**PROBLEM**.
Write out each entry below exactly. Do not include the images.

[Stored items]

########################################

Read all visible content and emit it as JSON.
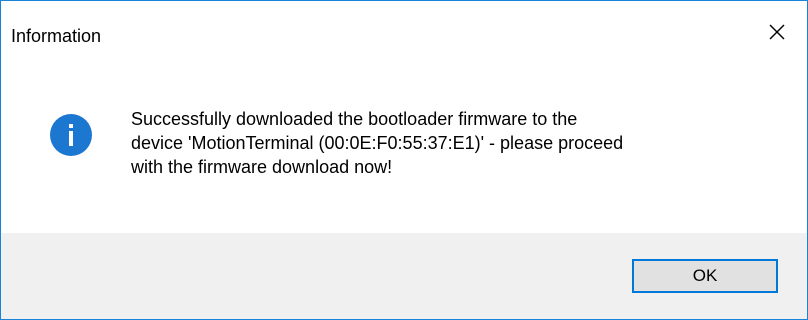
{
  "dialog": {
    "title": "Information",
    "close_icon": "close-icon",
    "message_lines": [
      "Successfully downloaded the bootloader firmware to the",
      "device 'MotionTerminal (00:0E:F0:55:37:E1)' - please proceed",
      "with the firmware download now!"
    ],
    "icon": "information-icon",
    "ok_label": "OK"
  },
  "colors": {
    "border": "#1883d7",
    "icon_blue": "#1c77d1",
    "footer_bg": "#f0f0f0",
    "button_bg": "#e1e1e1",
    "button_border": "#0078d7"
  }
}
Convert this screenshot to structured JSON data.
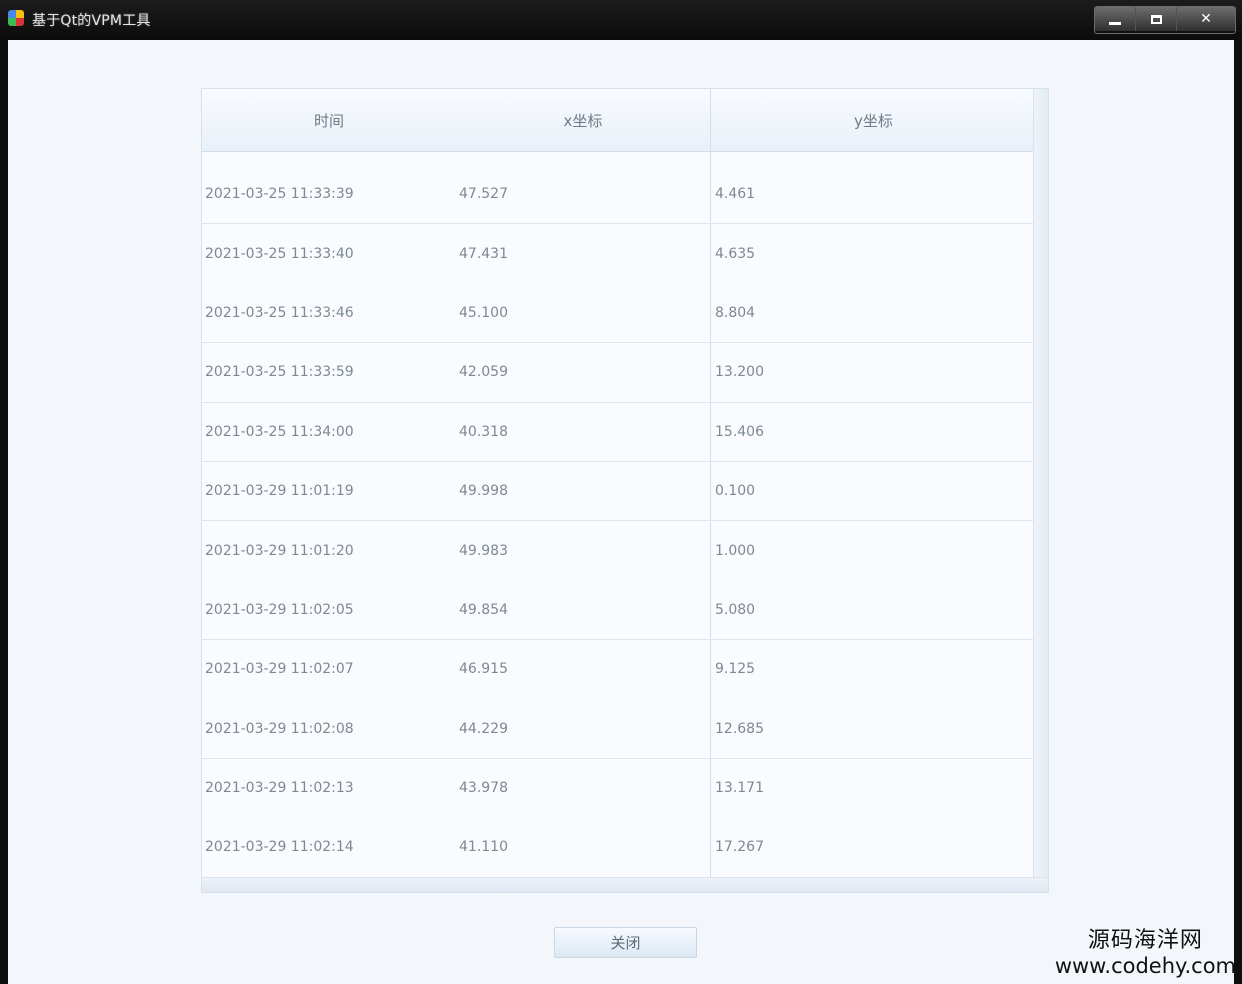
{
  "window": {
    "title": "基于Qt的VPM工具",
    "buttons": {
      "minimize": "",
      "maximize": "",
      "close": "✕"
    }
  },
  "table": {
    "headers": {
      "time": "时间",
      "x": "x坐标",
      "y": "y坐标"
    },
    "rows": [
      {
        "time": "2021-03-25 11:33:39",
        "x": "47.527",
        "y": "4.461"
      },
      {
        "time": "2021-03-25 11:33:40",
        "x": "47.431",
        "y": "4.635"
      },
      {
        "time": "2021-03-25 11:33:46",
        "x": "45.100",
        "y": "8.804"
      },
      {
        "time": "2021-03-25 11:33:59",
        "x": "42.059",
        "y": "13.200"
      },
      {
        "time": "2021-03-25 11:34:00",
        "x": "40.318",
        "y": "15.406"
      },
      {
        "time": "2021-03-29 11:01:19",
        "x": "49.998",
        "y": "0.100"
      },
      {
        "time": "2021-03-29 11:01:20",
        "x": "49.983",
        "y": "1.000"
      },
      {
        "time": "2021-03-29 11:02:05",
        "x": "49.854",
        "y": "5.080"
      },
      {
        "time": "2021-03-29 11:02:07",
        "x": "46.915",
        "y": "9.125"
      },
      {
        "time": "2021-03-29 11:02:08",
        "x": "44.229",
        "y": "12.685"
      },
      {
        "time": "2021-03-29 11:02:13",
        "x": "43.978",
        "y": "13.171"
      },
      {
        "time": "2021-03-29 11:02:14",
        "x": "41.110",
        "y": "17.267"
      }
    ]
  },
  "actions": {
    "close_label": "关闭"
  },
  "watermark": {
    "name": "源码海洋网",
    "url": "www.codehy.com"
  }
}
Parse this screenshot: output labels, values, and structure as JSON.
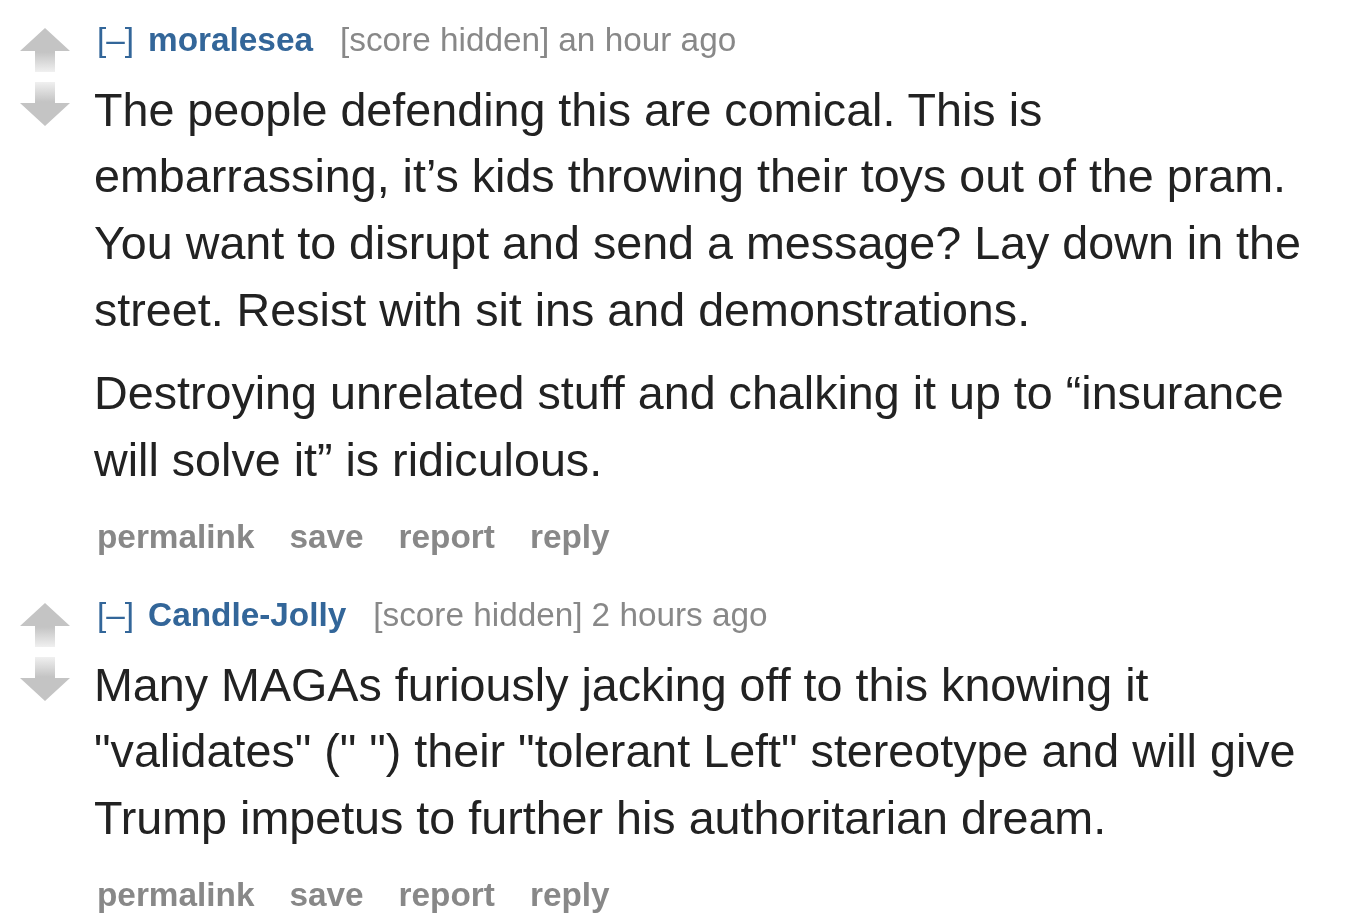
{
  "comments": [
    {
      "upvoted": false,
      "downvoted": false,
      "collapse_toggle": "[–]",
      "author": "moralesea",
      "score": "[score hidden]",
      "time": "an hour ago",
      "paragraphs": [
        "The people defending this are comical. This is embarrassing, it’s kids throwing their toys out of the pram. You want to disrupt and send a message? Lay down in the street. Resist with sit ins and demonstrations.",
        "Destroying unrelated stuff and chalking it up to “insurance will solve it” is ridiculous."
      ],
      "actions": [
        "permalink",
        "save",
        "report",
        "reply"
      ]
    },
    {
      "upvoted": false,
      "downvoted": false,
      "collapse_toggle": "[–]",
      "author": "Candle-Jolly",
      "score": "[score hidden]",
      "time": "2 hours ago",
      "paragraphs": [
        "Many MAGAs furiously jacking off to this knowing it \"validates\" (\" \") their \"tolerant Left\" stereotype and will give Trump impetus to further his authoritarian dream."
      ],
      "actions": [
        "permalink",
        "save",
        "report",
        "reply"
      ]
    }
  ]
}
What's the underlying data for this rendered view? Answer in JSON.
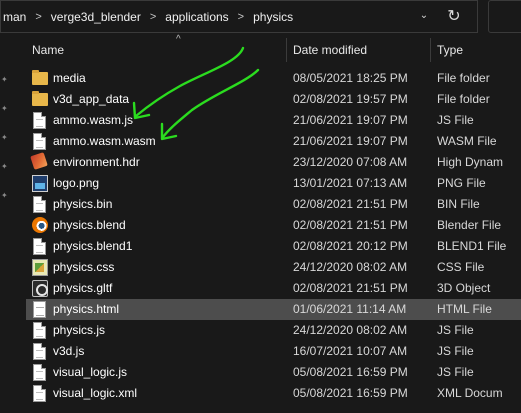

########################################

**YOUR SOLUTION**.
Read all visible content and emit it as JSON.
{
  "dialog": {
    "title": "Information",
    "close_icon": "close-icon",
    "message_lines": [
      "Successfully downloaded the bootloader firmware to the",
      "device 'MotionTerminal (00:0E:F0:55:37:E1)' - please proceed",
      "with the firmware download now!"
    ],
    "icon": "information-icon",
    "ok_label": "OK"
  },
  "colors": {
    "border": "#1883d7",
    "icon_blue": "#1c77d1",
    "footer_bg": "#f0f0f0",
    "button_bg": "#e1e1e1",
    "button_border": "#0078d7"
  }
}
Convert this screenshot to structured JSON data.
{
  "window": {
    "title": "基于Qt的VPM工具",
    "buttons": {
      "minimize": "",
      "maximize": "",
      "close": "✕"
    }
  },
  "table": {
    "headers": {
      "time": "时间",
      "x": "x坐标",
      "y": "y坐标"
    },
    "rows": [
      {
        "time": "2021-03-25 11:33:39",
        "x": "47.527",
        "y": "4.461"
      },
      {
        "time": "2021-03-25 11:33:40",
        "x": "47.431",
        "y": "4.635"
      },
      {
        "time": "2021-03-25 11:33:46",
        "x": "45.100",
        "y": "8.804"
      },
      {
        "time": "2021-03-25 11:33:59",
        "x": "42.059",
        "y": "13.200"
      },
      {
        "time": "2021-03-25 11:34:00",
        "x": "40.318",
        "y": "15.406"
      },
      {
        "time": "2021-03-29 11:01:19",
        "x": "49.998",
        "y": "0.100"
      },
      {
        "time": "2021-03-29 11:01:20",
        "x": "49.983",
        "y": "1.000"
      },
      {
        "time": "2021-03-29 11:02:05",
        "x": "49.854",
        "y": "5.080"
      },
      {
        "time": "2021-03-29 11:02:07",
        "x": "46.915",
        "y": "9.125"
      },
      {
        "time": "2021-03-29 11:02:08",
        "x": "44.229",
        "y": "12.685"
      },
      {
        "time": "2021-03-29 11:02:13",
        "x": "43.978",
        "y": "13.171"
      },
      {
        "time": "2021-03-29 11:02:14",
        "x": "41.110",
        "y": "17.267"
      }
    ]
  },
  "actions": {
    "close_label": "关闭"
  },
  "watermark": {
    "name": "源码海洋网",
    "url": "www.codehy.com"
  }
}
Parse this screenshot: output labels, values, and structure as JSON.
{
  "comments": [
    {
      "upvoted": false,
      "downvoted": false,
      "collapse_toggle": "[–]",
      "author": "moralesea",
      "score": "[score hidden]",
      "time": "an hour ago",
      "paragraphs": [
        "The people defending this are comical. This is embarrassing, it’s kids throwing their toys out of the pram. You want to disrupt and send a message? Lay down in the street. Resist with sit ins and demonstrations.",
        "Destroying unrelated stuff and chalking it up to “insurance will solve it” is ridiculous."
      ],
      "actions": [
        "permalink",
        "save",
        "report",
        "reply"
      ]
    },
    {
      "upvoted": false,
      "downvoted": false,
      "collapse_toggle": "[–]",
      "author": "Candle-Jolly",
      "score": "[score hidden]",
      "time": "2 hours ago",
      "paragraphs": [
        "Many MAGAs furiously jacking off to this knowing it \"validates\" (\" \") their \"tolerant Left\" stereotype and will give Trump impetus to further his authoritarian dream."
      ],
      "actions": [
        "permalink",
        "save",
        "report",
        "reply"
      ]
    }
  ]
}
What's the underlying data for this rendered view? Answer in JSON.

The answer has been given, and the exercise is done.